***** EXTRACTED RECORDS

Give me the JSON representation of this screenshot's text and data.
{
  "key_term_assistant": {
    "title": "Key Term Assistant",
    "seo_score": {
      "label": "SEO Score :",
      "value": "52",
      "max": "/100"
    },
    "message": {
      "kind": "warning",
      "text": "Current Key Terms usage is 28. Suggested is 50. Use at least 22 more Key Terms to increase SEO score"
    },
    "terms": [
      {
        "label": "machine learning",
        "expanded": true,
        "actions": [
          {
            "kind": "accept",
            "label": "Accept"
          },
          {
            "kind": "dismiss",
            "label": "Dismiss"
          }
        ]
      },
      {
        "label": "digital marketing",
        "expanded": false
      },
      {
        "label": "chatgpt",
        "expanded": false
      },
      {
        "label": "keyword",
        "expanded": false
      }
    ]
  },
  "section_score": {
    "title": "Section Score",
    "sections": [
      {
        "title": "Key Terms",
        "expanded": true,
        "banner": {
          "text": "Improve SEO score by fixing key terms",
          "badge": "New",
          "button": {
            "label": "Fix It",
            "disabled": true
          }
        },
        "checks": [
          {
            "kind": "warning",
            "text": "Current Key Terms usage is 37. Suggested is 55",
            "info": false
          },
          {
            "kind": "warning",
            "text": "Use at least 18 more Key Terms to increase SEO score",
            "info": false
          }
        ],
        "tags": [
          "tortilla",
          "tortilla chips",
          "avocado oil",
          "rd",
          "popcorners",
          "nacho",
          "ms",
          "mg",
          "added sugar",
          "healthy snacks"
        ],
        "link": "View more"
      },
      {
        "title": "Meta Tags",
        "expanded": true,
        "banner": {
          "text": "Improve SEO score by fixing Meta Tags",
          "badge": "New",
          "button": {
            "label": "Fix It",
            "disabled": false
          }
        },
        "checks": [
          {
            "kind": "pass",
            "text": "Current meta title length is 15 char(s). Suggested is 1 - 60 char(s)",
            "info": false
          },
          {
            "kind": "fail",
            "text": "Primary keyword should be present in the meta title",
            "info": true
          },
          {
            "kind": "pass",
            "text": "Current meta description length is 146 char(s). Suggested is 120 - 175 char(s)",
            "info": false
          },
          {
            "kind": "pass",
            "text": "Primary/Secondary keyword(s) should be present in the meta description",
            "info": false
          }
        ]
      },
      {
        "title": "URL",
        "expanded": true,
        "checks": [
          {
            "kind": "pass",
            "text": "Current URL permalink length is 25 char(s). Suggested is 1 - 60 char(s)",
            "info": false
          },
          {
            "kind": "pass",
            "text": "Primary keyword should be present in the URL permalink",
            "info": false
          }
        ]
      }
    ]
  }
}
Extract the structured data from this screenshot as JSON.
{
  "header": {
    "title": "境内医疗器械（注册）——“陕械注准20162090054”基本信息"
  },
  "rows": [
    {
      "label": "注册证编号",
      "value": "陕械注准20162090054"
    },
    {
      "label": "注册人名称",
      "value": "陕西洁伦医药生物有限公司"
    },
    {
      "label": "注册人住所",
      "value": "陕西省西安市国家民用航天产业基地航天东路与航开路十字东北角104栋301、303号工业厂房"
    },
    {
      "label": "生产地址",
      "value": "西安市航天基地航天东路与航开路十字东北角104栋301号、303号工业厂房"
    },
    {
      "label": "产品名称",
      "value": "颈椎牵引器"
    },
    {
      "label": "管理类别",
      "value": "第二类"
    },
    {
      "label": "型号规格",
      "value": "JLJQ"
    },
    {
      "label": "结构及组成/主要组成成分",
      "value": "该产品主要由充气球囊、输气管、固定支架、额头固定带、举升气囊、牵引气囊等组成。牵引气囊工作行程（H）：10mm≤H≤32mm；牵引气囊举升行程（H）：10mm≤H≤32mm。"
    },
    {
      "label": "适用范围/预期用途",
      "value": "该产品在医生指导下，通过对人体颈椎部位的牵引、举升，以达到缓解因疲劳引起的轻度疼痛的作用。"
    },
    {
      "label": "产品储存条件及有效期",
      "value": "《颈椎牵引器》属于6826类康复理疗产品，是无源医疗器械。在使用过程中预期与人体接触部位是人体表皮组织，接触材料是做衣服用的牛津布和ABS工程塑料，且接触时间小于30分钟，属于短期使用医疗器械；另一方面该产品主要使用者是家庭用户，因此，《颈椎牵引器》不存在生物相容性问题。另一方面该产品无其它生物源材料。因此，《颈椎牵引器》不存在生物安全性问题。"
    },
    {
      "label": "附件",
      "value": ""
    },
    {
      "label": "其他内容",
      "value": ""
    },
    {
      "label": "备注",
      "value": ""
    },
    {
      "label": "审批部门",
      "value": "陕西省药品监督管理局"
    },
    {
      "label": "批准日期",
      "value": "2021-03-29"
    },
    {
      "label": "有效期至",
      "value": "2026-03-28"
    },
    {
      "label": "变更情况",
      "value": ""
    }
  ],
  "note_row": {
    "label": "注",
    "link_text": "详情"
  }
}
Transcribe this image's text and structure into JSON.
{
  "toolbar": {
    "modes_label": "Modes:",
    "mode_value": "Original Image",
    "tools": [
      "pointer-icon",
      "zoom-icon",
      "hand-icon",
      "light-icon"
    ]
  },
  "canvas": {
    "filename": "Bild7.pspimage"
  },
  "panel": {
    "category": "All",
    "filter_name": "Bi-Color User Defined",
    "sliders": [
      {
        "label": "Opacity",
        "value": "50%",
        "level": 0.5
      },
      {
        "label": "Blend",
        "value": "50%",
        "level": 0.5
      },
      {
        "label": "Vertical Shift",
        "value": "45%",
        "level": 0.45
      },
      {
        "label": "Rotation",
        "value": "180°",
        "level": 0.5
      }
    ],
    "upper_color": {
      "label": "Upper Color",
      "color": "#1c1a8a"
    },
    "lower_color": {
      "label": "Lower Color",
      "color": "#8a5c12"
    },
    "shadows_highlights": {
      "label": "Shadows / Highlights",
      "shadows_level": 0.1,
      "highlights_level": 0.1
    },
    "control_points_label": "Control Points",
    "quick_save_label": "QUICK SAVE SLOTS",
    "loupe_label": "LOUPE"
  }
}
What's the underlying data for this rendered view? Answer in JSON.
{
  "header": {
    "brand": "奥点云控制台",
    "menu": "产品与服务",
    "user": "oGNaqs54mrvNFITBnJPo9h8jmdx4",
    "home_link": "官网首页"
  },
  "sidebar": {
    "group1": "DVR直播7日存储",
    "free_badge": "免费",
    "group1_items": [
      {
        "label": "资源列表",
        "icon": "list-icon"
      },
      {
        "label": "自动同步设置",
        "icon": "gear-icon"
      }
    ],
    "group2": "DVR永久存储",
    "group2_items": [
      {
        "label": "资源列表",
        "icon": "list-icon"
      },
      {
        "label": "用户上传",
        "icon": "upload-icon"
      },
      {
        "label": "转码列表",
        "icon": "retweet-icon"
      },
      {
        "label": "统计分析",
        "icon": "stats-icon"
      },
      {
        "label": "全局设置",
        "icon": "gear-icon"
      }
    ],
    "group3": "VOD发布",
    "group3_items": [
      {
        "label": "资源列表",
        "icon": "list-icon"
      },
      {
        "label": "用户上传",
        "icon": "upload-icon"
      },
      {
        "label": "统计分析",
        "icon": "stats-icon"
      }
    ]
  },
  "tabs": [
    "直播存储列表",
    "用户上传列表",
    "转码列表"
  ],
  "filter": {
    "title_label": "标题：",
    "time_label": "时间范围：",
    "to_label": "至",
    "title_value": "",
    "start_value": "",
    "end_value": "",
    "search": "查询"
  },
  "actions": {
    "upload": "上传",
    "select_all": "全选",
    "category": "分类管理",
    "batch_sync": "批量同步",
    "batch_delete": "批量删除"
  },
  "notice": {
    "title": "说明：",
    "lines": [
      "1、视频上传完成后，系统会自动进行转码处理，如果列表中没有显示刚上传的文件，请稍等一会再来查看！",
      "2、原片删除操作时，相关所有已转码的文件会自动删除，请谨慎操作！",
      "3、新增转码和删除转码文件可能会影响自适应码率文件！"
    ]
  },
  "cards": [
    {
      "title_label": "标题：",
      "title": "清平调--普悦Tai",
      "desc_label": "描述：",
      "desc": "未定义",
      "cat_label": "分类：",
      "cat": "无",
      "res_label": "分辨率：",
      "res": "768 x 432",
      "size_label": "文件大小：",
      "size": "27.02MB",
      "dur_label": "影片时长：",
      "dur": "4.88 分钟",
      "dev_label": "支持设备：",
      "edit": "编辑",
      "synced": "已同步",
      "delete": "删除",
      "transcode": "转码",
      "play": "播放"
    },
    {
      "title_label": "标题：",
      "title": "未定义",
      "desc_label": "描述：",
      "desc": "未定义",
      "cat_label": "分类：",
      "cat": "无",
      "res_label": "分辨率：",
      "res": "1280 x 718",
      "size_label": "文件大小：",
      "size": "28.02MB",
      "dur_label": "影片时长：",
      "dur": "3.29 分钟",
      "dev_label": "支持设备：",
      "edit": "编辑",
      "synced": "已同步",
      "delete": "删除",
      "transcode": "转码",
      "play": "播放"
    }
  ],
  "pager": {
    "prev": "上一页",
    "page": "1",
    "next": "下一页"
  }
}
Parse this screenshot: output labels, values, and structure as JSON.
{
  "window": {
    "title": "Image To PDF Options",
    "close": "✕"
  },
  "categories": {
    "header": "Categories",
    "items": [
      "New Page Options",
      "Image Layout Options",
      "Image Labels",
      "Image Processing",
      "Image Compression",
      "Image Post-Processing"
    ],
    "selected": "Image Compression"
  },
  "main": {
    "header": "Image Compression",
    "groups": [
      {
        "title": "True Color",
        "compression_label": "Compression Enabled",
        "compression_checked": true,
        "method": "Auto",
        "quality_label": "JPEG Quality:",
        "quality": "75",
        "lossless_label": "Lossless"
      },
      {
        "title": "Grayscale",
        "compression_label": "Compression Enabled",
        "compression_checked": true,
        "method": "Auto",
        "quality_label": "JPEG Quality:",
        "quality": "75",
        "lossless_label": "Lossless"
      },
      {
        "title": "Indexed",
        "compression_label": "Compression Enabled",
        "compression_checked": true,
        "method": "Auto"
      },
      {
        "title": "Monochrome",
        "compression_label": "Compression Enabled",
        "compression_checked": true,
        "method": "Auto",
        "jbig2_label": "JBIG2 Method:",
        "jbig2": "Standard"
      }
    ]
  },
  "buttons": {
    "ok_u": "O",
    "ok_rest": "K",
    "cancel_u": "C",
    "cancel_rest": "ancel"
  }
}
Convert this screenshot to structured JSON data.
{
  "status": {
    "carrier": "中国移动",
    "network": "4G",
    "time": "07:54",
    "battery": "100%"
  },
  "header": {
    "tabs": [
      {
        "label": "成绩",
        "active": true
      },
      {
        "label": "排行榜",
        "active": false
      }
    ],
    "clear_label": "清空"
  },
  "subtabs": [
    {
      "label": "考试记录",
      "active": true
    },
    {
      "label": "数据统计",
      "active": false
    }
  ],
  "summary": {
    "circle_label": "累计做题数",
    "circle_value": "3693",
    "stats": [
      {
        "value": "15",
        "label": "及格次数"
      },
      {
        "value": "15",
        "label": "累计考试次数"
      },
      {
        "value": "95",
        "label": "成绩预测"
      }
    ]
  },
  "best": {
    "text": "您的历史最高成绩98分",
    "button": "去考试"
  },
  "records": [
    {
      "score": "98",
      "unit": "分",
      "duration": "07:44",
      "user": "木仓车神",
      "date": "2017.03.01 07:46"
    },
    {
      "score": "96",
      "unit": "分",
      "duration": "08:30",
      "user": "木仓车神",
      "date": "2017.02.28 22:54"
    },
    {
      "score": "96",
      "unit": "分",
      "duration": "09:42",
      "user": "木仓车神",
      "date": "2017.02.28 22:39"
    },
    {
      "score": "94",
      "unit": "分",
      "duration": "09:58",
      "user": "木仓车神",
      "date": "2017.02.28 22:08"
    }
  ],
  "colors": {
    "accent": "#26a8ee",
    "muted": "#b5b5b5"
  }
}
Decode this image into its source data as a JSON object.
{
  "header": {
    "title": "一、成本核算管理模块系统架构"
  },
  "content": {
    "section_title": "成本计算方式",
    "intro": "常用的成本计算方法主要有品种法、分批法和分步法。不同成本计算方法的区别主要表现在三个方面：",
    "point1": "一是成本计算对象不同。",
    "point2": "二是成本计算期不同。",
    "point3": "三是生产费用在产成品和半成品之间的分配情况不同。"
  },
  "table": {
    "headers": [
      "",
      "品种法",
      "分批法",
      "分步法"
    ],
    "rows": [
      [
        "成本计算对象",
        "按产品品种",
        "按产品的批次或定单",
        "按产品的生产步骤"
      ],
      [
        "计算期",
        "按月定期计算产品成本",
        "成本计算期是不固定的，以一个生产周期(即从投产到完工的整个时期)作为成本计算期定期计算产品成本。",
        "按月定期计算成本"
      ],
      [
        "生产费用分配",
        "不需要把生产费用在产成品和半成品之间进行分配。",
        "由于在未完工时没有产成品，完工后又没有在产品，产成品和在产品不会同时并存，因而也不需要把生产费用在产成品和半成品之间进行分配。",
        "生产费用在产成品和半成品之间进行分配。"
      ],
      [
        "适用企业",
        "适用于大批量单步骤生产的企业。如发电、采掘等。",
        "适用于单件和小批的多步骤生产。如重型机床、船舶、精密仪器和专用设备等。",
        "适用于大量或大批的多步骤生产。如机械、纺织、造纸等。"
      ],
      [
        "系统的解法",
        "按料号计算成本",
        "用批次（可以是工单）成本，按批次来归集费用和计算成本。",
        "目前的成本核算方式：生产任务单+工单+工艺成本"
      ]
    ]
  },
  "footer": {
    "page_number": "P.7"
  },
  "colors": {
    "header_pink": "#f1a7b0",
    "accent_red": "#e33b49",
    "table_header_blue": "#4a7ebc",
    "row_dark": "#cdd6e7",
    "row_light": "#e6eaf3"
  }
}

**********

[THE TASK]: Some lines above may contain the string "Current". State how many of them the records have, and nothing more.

[OUTPUT]: 5